## What to produce
If a line below includes the string "this", copy it.

========

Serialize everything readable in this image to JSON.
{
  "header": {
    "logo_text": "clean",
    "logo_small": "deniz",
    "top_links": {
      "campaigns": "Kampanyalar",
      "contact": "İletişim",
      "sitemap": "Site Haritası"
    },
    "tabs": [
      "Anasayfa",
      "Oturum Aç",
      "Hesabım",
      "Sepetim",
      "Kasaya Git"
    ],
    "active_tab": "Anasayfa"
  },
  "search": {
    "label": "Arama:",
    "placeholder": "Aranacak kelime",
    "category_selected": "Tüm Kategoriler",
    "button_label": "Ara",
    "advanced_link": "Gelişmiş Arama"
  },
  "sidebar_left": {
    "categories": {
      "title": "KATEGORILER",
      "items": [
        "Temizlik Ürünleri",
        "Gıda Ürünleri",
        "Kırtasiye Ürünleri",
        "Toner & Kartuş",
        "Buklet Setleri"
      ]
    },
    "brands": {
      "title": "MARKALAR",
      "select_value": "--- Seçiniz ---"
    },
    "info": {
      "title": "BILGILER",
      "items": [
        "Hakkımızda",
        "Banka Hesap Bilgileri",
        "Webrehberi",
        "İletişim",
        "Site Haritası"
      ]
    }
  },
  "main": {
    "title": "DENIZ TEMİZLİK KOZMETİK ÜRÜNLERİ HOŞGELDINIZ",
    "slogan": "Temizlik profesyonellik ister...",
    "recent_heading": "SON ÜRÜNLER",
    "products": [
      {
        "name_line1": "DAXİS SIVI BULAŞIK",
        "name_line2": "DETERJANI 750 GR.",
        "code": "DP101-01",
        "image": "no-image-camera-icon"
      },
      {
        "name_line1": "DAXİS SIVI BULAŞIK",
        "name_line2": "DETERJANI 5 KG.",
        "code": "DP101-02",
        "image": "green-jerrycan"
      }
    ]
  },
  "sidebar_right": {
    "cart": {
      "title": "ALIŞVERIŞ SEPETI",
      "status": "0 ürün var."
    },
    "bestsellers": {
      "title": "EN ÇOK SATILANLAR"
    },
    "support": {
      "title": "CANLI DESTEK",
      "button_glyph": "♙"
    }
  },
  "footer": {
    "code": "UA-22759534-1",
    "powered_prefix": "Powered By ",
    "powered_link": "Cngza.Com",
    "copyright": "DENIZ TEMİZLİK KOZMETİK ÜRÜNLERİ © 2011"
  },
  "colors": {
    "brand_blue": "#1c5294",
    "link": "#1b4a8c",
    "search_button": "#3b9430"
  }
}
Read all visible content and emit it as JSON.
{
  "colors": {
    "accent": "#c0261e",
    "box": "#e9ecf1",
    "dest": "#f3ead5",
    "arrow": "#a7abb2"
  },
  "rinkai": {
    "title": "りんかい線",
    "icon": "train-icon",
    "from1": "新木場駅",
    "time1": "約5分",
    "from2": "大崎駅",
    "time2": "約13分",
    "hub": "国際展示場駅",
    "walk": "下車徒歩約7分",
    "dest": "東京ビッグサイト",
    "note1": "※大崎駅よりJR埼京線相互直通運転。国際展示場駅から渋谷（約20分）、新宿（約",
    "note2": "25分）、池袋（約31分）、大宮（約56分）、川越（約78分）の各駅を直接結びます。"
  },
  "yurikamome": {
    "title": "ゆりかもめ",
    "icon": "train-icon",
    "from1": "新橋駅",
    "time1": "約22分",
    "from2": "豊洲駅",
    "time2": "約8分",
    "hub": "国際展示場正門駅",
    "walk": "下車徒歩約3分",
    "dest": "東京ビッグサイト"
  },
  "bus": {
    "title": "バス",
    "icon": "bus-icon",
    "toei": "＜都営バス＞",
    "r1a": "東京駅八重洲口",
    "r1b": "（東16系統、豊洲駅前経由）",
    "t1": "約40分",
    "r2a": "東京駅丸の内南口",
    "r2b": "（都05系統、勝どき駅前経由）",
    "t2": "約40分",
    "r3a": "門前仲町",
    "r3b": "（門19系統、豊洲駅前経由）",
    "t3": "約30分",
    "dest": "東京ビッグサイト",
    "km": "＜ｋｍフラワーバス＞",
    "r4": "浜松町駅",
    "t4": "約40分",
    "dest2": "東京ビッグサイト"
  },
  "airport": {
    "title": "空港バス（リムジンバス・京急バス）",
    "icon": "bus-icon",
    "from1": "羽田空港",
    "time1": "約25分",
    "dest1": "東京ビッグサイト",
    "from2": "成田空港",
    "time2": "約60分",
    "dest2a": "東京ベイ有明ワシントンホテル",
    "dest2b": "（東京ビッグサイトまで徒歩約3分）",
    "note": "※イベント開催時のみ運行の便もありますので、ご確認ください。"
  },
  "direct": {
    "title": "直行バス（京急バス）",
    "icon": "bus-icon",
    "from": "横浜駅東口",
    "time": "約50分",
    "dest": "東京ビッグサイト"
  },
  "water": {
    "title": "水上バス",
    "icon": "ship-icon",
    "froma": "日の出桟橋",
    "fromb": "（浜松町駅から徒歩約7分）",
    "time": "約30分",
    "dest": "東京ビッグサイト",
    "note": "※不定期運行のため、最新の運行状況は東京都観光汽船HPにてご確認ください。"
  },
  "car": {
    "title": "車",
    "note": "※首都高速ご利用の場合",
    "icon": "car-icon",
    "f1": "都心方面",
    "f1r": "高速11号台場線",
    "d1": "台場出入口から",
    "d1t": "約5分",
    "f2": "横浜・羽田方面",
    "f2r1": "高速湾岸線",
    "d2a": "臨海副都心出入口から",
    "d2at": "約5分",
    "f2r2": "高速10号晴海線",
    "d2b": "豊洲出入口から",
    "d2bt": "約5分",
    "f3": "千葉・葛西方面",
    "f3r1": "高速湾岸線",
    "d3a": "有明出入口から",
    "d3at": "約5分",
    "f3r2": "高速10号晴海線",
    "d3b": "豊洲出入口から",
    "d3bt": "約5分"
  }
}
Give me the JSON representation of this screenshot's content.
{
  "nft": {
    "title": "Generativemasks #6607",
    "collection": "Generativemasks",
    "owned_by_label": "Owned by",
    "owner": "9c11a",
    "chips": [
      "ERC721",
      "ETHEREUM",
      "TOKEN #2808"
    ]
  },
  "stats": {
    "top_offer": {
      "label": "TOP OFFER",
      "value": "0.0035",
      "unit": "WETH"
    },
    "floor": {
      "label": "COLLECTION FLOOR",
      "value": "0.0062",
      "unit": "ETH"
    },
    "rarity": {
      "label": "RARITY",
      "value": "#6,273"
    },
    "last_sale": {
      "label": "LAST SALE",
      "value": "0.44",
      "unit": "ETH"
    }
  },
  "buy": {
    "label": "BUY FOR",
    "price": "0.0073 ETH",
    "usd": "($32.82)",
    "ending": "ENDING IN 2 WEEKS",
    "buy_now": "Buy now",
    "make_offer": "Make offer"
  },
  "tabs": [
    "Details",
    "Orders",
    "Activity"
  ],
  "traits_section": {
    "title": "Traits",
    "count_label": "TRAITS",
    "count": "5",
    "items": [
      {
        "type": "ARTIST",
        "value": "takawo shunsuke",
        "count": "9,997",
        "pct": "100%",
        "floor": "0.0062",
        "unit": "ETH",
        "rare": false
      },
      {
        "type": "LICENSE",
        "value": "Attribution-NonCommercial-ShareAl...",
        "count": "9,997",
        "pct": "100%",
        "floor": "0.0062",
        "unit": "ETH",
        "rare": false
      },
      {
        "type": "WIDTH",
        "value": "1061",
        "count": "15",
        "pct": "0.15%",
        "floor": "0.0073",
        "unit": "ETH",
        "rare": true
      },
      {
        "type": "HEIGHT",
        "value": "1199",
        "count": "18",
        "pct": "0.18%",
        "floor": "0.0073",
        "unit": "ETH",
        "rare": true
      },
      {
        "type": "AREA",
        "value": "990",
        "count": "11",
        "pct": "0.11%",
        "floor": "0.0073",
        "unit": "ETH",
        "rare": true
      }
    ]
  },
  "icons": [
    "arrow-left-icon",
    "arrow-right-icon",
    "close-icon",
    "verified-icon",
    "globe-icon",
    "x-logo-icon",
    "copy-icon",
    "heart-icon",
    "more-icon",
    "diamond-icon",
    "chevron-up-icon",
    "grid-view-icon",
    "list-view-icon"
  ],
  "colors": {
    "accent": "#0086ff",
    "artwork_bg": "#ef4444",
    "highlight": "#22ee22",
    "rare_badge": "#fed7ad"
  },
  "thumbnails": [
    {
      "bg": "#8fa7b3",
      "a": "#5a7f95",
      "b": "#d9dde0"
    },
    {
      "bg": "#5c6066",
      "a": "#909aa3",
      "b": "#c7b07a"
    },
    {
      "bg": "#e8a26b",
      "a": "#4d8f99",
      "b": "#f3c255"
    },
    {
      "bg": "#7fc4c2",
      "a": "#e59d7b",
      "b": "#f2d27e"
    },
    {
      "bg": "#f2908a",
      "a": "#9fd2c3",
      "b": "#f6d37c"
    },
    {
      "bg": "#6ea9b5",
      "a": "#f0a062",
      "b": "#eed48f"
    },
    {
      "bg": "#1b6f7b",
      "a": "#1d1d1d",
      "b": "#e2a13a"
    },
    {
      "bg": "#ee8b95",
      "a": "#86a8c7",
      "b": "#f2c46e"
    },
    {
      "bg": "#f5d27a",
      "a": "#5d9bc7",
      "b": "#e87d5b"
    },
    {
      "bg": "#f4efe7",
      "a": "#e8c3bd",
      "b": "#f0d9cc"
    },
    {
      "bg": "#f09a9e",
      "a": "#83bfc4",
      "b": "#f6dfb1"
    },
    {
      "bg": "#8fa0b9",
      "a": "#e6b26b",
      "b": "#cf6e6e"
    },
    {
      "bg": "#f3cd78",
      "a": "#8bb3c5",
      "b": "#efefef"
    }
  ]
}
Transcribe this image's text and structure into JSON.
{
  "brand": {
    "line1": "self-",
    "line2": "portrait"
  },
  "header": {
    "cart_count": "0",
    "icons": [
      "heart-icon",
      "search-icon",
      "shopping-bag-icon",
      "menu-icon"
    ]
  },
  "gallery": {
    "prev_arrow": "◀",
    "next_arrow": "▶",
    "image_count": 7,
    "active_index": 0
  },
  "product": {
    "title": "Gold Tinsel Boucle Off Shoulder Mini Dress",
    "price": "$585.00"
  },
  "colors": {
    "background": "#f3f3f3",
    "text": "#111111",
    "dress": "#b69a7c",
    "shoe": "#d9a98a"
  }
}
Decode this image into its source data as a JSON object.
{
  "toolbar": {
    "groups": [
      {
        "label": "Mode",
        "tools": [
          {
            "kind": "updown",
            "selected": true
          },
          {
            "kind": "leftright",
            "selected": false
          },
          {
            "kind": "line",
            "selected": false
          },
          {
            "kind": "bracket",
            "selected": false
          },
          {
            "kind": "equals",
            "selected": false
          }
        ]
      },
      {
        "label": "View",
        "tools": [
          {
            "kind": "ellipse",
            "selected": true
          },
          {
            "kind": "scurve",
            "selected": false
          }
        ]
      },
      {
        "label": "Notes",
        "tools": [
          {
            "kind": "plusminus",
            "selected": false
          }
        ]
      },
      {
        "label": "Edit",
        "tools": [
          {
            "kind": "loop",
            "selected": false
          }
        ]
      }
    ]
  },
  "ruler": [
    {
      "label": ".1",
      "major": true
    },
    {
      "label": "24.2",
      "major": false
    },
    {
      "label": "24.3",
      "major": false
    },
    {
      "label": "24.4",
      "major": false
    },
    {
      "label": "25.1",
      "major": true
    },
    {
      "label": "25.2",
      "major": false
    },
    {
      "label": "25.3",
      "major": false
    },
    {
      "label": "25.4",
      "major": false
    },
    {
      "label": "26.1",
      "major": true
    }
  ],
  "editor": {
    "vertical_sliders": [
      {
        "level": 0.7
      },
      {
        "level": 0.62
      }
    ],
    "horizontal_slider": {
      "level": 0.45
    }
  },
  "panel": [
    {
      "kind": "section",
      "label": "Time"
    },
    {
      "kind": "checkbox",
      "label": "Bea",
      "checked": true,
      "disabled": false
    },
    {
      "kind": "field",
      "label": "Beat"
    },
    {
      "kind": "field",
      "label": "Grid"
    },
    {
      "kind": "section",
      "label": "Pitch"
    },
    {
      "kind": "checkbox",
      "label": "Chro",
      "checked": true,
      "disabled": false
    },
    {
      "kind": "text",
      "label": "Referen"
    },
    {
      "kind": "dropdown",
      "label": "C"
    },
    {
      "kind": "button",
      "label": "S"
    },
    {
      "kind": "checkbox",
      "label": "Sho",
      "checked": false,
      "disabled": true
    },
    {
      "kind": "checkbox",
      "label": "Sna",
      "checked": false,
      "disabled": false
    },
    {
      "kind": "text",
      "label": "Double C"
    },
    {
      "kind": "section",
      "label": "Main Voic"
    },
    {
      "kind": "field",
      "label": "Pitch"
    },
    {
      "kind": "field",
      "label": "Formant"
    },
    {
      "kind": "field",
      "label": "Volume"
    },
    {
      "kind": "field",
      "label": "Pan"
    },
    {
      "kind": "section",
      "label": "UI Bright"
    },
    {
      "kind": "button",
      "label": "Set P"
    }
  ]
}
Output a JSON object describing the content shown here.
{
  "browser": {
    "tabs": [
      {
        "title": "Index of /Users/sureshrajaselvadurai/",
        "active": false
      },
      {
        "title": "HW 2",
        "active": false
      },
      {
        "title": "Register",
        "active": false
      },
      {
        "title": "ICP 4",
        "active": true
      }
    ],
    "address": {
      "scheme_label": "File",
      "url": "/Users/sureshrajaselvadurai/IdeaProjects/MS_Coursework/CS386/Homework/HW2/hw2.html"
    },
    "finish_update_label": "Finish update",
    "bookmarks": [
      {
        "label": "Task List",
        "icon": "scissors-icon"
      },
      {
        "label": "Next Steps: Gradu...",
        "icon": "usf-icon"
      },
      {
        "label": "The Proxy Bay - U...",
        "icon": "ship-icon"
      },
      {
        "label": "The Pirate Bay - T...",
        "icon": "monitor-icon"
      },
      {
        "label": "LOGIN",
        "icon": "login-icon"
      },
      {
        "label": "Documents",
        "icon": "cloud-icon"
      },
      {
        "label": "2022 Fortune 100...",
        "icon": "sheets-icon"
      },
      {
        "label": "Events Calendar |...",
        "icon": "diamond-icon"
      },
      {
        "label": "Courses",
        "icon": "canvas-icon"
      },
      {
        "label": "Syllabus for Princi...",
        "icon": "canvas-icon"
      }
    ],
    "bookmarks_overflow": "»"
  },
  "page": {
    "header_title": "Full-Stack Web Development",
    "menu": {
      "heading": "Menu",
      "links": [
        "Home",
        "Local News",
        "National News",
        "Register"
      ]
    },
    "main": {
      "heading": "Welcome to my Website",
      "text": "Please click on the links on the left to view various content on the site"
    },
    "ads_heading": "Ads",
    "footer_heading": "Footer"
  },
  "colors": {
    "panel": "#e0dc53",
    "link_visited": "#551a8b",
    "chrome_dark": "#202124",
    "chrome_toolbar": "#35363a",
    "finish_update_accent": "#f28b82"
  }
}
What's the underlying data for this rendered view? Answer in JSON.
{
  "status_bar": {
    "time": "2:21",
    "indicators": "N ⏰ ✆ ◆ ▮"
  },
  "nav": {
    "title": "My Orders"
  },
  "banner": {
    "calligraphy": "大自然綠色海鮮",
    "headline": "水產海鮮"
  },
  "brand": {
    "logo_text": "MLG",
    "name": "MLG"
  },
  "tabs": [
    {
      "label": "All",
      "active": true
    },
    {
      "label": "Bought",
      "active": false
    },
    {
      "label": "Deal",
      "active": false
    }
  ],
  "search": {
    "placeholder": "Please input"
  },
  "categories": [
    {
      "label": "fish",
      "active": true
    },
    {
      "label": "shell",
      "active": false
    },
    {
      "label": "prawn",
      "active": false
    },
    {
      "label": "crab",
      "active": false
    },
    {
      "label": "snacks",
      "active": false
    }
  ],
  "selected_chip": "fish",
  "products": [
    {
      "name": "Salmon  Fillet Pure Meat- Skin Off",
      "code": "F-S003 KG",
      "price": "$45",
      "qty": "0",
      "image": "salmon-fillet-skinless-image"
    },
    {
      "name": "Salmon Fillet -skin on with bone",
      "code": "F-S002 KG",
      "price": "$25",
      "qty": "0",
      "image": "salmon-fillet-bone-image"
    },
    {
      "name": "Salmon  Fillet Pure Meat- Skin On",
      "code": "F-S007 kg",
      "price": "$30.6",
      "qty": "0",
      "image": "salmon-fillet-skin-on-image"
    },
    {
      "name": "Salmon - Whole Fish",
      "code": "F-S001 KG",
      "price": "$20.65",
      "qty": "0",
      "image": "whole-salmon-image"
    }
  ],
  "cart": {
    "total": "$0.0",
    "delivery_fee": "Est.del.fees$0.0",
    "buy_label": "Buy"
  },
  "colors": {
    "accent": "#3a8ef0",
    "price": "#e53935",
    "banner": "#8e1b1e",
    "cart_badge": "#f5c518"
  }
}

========

## Exercise response
Serialize everything readable in this image to JSON.
Give me the JSON representation of this screenshot's content.
Transcribe this image's text and structure into JSON.
Decode this image into its source data as a JSON object.
What's the underlying data for this rendered view? Answer in JSON.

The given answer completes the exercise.